### [Your goal]
Search the records for the string "redshift", then copy each line where it appears.

- - - -

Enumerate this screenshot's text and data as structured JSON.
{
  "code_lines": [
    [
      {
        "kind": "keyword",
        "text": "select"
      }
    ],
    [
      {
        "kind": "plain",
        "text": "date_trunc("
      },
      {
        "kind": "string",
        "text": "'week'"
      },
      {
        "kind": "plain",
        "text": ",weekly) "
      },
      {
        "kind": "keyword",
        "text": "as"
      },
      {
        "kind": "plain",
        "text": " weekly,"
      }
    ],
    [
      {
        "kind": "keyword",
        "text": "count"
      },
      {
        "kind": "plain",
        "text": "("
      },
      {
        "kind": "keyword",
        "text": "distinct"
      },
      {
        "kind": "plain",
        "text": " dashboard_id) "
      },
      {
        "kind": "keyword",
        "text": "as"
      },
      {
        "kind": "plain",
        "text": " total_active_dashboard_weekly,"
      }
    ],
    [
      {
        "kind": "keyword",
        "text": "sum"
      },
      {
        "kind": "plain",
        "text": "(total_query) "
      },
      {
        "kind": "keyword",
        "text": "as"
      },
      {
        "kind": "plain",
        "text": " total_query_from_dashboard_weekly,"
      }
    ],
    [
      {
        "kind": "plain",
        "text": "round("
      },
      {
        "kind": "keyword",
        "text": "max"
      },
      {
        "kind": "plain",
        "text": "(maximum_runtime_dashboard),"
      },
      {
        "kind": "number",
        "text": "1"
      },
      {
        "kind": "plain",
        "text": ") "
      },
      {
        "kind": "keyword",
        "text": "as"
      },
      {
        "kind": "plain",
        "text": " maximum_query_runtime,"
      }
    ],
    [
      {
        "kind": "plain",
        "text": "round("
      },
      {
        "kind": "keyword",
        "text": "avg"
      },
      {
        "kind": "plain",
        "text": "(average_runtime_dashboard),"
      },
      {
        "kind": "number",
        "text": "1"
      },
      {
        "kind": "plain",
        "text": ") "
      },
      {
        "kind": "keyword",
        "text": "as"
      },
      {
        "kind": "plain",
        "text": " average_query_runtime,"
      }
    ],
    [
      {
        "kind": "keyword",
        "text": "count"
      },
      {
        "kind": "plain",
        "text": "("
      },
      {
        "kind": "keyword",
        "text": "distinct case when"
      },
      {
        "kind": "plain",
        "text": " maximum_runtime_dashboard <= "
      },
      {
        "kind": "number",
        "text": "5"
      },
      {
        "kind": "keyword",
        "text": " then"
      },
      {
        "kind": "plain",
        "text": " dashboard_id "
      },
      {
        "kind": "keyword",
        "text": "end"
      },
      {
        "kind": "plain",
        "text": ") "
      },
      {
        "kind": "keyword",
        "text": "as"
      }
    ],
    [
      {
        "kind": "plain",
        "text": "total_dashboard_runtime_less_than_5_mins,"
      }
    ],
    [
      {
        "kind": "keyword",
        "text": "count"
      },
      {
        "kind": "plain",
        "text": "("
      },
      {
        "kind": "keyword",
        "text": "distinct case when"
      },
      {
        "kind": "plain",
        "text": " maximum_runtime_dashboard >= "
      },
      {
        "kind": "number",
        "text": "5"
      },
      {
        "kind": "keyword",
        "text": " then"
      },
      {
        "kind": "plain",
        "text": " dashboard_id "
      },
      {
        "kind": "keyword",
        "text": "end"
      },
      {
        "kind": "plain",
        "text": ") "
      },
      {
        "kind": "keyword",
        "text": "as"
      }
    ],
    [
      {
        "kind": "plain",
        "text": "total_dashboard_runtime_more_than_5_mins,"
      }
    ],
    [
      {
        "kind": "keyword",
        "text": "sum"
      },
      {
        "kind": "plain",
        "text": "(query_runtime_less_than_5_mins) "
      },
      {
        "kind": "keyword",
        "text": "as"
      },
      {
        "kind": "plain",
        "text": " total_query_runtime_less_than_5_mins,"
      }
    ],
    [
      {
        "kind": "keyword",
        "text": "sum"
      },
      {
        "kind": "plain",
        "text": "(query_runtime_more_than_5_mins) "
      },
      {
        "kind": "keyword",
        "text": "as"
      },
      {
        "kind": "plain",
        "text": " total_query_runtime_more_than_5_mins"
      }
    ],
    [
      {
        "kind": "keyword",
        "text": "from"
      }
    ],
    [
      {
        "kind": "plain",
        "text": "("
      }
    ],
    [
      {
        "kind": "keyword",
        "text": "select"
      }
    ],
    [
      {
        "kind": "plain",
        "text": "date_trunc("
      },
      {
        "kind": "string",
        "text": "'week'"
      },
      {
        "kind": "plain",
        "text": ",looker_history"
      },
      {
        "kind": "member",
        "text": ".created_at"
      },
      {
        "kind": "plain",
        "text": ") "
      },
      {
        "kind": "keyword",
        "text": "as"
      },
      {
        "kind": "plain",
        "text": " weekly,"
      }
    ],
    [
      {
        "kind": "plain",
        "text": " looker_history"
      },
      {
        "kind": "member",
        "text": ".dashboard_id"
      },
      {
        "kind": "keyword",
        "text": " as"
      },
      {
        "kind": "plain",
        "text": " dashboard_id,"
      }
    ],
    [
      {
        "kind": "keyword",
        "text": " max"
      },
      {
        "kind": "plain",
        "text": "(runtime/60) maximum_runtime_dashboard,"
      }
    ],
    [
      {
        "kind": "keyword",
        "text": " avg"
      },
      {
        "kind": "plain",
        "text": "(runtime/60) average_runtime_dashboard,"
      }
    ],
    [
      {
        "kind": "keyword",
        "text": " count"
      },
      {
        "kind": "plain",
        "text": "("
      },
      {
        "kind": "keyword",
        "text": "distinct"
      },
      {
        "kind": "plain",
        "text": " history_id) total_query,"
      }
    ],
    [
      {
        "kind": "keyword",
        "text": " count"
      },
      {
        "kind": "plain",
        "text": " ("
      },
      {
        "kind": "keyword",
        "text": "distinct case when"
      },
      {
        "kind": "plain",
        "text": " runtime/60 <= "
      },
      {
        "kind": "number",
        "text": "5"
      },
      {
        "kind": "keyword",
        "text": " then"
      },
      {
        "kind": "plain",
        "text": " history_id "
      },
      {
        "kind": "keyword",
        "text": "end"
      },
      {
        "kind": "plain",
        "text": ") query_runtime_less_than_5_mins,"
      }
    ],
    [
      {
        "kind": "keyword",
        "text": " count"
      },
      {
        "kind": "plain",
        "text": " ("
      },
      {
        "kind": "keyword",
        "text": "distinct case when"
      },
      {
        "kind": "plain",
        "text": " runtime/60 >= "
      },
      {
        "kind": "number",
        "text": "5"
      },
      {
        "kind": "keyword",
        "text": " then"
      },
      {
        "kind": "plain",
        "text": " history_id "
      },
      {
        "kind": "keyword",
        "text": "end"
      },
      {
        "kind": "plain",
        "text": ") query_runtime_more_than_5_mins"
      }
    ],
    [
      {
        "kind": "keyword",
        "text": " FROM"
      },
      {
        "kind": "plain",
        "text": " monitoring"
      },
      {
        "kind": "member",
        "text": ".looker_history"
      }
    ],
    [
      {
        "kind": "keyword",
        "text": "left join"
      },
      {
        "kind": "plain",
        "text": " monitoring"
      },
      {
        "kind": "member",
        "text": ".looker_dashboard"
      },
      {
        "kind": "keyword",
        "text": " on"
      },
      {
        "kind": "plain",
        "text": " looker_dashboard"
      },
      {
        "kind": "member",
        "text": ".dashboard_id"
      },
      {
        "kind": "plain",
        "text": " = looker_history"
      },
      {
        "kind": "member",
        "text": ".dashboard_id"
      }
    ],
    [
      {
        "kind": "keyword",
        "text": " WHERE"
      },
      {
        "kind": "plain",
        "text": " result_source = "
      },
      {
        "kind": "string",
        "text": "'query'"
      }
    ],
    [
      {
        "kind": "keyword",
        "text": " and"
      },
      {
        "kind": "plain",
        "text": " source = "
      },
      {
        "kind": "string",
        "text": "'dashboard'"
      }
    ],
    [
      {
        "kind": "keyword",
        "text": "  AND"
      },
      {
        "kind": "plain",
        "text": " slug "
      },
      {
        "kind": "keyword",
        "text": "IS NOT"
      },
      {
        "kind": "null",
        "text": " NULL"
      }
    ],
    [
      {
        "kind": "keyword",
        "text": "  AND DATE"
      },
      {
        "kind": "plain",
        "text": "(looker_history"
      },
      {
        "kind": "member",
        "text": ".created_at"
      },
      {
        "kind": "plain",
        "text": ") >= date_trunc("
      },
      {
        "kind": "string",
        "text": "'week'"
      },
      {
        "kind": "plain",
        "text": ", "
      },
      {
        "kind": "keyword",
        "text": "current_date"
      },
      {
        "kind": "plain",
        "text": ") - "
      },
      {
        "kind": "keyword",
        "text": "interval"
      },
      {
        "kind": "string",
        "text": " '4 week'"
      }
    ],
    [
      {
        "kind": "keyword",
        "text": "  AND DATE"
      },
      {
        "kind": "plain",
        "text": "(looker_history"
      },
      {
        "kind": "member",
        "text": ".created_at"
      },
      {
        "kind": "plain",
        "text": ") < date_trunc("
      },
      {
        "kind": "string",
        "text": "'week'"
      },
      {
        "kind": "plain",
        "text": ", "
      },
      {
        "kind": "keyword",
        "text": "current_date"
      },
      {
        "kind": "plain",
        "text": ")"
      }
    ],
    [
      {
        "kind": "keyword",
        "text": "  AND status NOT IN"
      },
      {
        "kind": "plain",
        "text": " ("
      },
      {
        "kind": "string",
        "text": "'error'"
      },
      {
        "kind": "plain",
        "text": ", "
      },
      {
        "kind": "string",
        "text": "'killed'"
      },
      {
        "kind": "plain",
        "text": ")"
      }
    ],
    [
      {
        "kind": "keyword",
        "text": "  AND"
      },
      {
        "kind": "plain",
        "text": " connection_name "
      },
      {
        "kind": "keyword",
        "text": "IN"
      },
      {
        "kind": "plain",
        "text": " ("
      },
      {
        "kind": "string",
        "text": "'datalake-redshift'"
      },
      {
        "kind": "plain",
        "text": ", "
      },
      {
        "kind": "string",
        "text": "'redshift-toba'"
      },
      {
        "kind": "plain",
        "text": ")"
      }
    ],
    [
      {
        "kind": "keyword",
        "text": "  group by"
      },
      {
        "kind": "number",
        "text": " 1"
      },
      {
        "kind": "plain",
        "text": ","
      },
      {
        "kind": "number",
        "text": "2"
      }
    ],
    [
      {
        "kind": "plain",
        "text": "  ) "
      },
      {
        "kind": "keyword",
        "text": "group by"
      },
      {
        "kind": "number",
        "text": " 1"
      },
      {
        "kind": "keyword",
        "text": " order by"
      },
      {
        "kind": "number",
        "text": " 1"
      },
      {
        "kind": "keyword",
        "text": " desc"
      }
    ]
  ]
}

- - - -

### [Answer space]
        "text": "'datalake-redshift'"
        "text": "'redshift-toba'"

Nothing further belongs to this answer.